By Evelyn Myers
A new exhibit at the Canadian War Museum explores the tragic Second World War saga of the St. Louis, which saw more than 900 Jewish refugees fleeing the Nazis aboard a German ocean liner were turned away from Canada, the U.S. and other countries.
“We have an image of ourselves as a country that’s always been open and available to the proverbial huddled masses yearning to be free,” said York University historian Irving Abella, author of the definitive history of the St. Louis, None is Too Many: Canada and the Jews of Europe 1933-1948. But until the 1960s, Abella noted, Canada had a white-only immigration policy.
“It’s important for Canadians to know their history, the foundations of our immigration policy — which was built on a foundation of racism at least until the 1960s, for the first hundred years of our existence as a country,” said Abella, who is also president of the Academy of Arts and Humanities of the Royal Society of Canada.

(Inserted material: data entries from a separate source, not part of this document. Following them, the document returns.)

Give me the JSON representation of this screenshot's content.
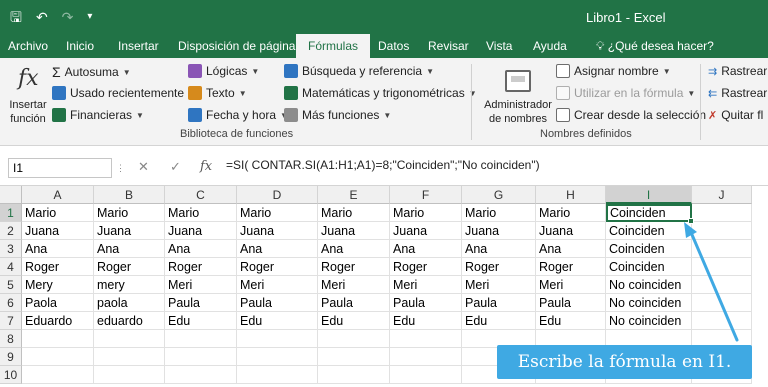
{
  "window": {
    "title": "Libro1  -  Excel"
  },
  "tabs": [
    "Archivo",
    "Inicio",
    "Insertar",
    "Disposición de página",
    "Fórmulas",
    "Datos",
    "Revisar",
    "Vista",
    "Ayuda"
  ],
  "active_tab": "Fórmulas",
  "tell_me": "¿Qué desea hacer?",
  "ribbon": {
    "insert_function": "Insertar\nfunción",
    "autosuma": "Autosuma",
    "usado_recientemente": "Usado recientemente",
    "financieras": "Financieras",
    "logicas": "Lógicas",
    "texto": "Texto",
    "fecha_hora": "Fecha y hora",
    "busqueda": "Búsqueda y referencia",
    "matematicas": "Matemáticas y trigonométricas",
    "mas_funciones": "Más funciones",
    "group_biblioteca": "Biblioteca de funciones",
    "administrador": "Administrador\nde nombres",
    "asignar_nombre": "Asignar nombre",
    "utilizar_formula": "Utilizar en la fórmula",
    "crear_seleccion": "Crear desde la selección",
    "group_nombres": "Nombres definidos",
    "rastrear1": "Rastrear",
    "rastrear2": "Rastrear",
    "quitar": "Quitar fl"
  },
  "formula_bar": {
    "name_box": "I1",
    "cancel": "✕",
    "enter": "✓",
    "fx": "fx",
    "formula": "=SI( CONTAR.SI(A1:H1;A1)=8;\"Coinciden\";\"No coinciden\")"
  },
  "columns": [
    "A",
    "B",
    "C",
    "D",
    "E",
    "F",
    "G",
    "H",
    "I",
    "J"
  ],
  "row_numbers": [
    "1",
    "2",
    "3",
    "4",
    "5",
    "6",
    "7",
    "8",
    "9",
    "10"
  ],
  "rows": [
    [
      "Mario",
      "Mario",
      "Mario",
      "Mario",
      "Mario",
      "Mario",
      "Mario",
      "Mario",
      "Coinciden"
    ],
    [
      "Juana",
      "Juana",
      "Juana",
      "Juana",
      "Juana",
      "Juana",
      "Juana",
      "Juana",
      "Coinciden"
    ],
    [
      "Ana",
      "Ana",
      "Ana",
      "Ana",
      "Ana",
      "Ana",
      "Ana",
      "Ana",
      "Coinciden"
    ],
    [
      "Roger",
      "Roger",
      "Roger",
      "Roger",
      "Roger",
      "Roger",
      "Roger",
      "Roger",
      "Coinciden"
    ],
    [
      "Mery",
      "mery",
      "Meri",
      "Meri",
      "Meri",
      "Meri",
      "Meri",
      "Meri",
      "No coinciden"
    ],
    [
      "Paola",
      "paola",
      "Paula",
      "Paula",
      "Paula",
      "Paula",
      "Paula",
      "Paula",
      "No coinciden"
    ],
    [
      "Eduardo",
      "eduardo",
      "Edu",
      "Edu",
      "Edu",
      "Edu",
      "Edu",
      "Edu",
      "No coinciden"
    ]
  ],
  "active_cell": "I1",
  "callout": "Escribe la fórmula en I1.",
  "colors": {
    "excel_green": "#217346",
    "callout_blue": "#3fa9e3"
  }
}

The St. Louis exhibit is an acknowledgement of a dark moment in Canada’s past that will allow people to better understand their history, said Yasmine Mingay, the museum’s director of public affairs.
“We hope that this provides visitors of all ages an opportunity to learn about or learn more about this story and this tragic part of our own history — and to keep it in mind moving forward in life.”
In May 1939, Jewish passengers who had been stripped of everything they owned boarded the St. Louis with an entry visa to Cuba, said Abella. When the ship arrived there, the government had changed and the passengers were refused entry.
The ship was subsequently turned away from every Latin American country as well as the United States, said Abella. The St. Louis turned to Canada but Mackenzie King’s Liberal government turned the refugees away, said Abella.
With nowhere else to go, the ship returned to Europe and many of the passengers found refuge in neighbouring European countries, said Gerry Lunn, curator of exhibitions for the Maritime Museum of the Atlantic. But after the Second World War broke out in September 1939 and Nazi Germany overran much of Europe and 254 of the passengers turned away by Canada died in Nazi death camps, noted Lunn.
The MMA, part of the Nova Scotia Museum, produced the travelling exhibit in collaboration with the Atlantic Jewish Council and Immigration, Refugees and Citizenship Canada.
Lunn said the story of the St. Louis is relevant in the 21st century.
“Today, particularly with the global refugee crises, so many people, so many millions of people around the world seeking refuge from persecution,” said Lunn, “it’s absolutely essential that we remember these things.”
The exhibit includes photographs, texts and interactive audiovisual displays to tell the story. Unlike other exhibits, this one “modest in size, not in content,” said Lunn.
He said the exhibit was organized with relatively few artifacts so that it could travel to smaller cities and venues hoping to host the display.
The war museum has supplemented the MMA exhibit to add to the visitor experience, noted Mingay, but the format and themes of the original are preserved.
The museum’s version of the exhibit has been supplemented with large wall graphics, a slideshow of photographs taken during the ship’s crossing to Cuba and back to Europe, and a reading corner with books and transcripts of archival documents, said Mingay.
St. Louis – Ship of Fate will remain at the Canadian War Museum until April 29.
This story was produced in collaboration with Centretown News and Carleton University.